*** RECORDS FOR THE TASK ***

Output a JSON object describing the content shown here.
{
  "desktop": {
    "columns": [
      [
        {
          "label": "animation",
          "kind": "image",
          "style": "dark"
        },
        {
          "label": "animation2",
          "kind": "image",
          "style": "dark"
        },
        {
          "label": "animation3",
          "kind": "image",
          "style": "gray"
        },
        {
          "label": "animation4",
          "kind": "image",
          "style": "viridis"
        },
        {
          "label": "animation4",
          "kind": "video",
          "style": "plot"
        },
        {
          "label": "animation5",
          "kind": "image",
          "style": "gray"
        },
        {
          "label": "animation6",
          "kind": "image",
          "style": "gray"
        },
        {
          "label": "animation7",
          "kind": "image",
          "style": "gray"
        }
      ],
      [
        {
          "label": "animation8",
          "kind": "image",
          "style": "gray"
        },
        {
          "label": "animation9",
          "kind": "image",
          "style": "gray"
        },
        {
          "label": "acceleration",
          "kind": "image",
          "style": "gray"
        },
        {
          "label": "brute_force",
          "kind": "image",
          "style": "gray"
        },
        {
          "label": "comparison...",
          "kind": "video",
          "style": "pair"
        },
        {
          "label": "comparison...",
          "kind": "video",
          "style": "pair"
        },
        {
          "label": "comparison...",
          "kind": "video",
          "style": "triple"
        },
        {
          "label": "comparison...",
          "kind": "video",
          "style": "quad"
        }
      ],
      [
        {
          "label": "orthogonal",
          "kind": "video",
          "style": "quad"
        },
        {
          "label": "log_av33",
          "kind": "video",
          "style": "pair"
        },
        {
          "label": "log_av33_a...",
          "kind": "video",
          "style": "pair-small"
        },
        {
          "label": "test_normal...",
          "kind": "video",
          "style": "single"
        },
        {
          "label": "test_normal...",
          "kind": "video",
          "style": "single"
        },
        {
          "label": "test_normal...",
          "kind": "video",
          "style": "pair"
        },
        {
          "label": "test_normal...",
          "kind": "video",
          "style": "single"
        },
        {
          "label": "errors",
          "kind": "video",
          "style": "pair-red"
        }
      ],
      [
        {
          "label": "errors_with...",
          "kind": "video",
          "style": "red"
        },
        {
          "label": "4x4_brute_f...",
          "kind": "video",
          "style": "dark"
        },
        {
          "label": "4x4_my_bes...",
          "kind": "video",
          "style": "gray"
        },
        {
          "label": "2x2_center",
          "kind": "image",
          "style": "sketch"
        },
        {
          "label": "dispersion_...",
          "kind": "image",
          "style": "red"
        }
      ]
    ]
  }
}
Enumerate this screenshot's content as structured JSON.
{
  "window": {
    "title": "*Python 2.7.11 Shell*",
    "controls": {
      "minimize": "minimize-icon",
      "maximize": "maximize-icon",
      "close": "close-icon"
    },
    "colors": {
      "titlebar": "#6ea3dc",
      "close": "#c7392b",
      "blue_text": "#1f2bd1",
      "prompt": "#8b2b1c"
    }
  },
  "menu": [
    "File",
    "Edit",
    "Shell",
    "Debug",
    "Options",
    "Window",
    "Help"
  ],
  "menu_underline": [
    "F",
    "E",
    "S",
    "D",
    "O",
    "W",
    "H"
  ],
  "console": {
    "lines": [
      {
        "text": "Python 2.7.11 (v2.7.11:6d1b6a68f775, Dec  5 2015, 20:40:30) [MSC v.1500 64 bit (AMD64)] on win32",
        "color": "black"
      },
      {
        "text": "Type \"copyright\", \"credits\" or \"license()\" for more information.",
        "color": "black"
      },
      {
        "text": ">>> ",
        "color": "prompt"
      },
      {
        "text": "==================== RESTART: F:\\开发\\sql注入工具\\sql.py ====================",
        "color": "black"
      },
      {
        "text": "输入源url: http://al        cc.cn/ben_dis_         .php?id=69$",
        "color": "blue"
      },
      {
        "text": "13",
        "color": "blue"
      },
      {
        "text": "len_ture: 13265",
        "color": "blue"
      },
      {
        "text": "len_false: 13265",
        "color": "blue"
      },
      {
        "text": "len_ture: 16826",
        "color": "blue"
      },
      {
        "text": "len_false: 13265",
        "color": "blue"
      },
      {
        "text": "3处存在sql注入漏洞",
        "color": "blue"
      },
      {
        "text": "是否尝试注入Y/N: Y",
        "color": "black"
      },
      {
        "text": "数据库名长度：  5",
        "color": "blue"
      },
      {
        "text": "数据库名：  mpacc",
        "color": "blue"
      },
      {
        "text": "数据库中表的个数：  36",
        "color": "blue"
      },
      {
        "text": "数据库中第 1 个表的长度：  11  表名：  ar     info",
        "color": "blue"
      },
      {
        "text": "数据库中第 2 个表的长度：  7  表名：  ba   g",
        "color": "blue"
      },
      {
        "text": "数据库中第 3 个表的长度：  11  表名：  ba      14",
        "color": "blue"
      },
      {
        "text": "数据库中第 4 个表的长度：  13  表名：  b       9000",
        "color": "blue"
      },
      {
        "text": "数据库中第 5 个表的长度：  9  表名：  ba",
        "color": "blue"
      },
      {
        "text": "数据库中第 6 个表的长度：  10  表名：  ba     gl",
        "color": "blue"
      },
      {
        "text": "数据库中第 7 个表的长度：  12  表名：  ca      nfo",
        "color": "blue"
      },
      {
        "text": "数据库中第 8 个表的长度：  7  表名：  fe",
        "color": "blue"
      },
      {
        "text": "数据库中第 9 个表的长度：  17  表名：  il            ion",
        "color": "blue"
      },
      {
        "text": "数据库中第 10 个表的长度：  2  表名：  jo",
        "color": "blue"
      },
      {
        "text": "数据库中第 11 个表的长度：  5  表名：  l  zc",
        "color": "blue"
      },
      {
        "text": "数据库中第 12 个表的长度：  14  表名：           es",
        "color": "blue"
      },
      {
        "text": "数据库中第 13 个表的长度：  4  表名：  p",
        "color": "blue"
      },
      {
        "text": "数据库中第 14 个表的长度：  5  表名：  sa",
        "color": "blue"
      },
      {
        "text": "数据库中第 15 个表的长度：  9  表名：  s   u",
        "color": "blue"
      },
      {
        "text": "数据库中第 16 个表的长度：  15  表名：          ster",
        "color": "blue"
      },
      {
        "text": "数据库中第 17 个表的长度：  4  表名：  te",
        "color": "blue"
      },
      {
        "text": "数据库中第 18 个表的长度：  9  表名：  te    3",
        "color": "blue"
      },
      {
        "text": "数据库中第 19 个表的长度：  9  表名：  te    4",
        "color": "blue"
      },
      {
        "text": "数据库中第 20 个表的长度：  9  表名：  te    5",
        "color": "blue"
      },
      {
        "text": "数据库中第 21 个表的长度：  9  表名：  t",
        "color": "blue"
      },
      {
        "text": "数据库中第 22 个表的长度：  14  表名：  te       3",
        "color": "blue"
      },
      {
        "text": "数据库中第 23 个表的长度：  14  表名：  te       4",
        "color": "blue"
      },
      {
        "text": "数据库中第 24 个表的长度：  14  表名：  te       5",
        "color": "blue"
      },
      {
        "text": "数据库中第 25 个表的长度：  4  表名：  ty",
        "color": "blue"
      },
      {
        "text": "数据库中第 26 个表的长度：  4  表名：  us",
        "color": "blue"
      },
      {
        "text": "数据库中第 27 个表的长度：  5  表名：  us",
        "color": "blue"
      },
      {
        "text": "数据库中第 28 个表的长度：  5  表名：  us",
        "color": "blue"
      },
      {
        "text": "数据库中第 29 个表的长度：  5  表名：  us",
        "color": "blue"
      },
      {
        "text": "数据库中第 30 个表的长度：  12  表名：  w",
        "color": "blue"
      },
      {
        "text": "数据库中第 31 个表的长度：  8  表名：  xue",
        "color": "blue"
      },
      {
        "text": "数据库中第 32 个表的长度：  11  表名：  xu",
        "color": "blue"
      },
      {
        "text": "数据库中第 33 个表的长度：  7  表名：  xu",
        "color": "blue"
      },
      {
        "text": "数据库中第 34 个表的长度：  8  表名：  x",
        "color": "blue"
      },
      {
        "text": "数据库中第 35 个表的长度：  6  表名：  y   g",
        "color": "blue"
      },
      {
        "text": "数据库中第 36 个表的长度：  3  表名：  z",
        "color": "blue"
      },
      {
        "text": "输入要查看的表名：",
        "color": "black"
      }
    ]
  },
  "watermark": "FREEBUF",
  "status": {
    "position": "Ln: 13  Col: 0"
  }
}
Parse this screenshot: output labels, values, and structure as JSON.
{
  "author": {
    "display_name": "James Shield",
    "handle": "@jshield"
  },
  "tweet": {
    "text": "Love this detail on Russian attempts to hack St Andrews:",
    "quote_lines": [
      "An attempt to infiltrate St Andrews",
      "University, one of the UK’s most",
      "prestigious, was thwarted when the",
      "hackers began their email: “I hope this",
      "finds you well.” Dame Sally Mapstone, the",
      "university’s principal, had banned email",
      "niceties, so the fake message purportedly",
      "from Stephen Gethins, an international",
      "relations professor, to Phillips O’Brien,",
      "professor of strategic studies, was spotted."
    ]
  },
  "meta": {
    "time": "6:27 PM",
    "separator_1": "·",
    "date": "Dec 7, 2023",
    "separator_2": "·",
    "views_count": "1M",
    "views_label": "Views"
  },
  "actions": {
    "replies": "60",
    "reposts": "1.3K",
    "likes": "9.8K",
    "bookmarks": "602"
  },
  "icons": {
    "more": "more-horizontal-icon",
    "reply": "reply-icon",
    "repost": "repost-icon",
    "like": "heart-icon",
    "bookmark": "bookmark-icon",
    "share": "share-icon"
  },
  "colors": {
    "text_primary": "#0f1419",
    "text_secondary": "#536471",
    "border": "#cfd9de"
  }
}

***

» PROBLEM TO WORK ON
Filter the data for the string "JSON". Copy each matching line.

» EXERCISE SOLUTION
Output a JSON object describing the content shown here.
Enumerate this screenshot's content as structured JSON.
Parse this screenshot: output labels, values, and structure as JSON.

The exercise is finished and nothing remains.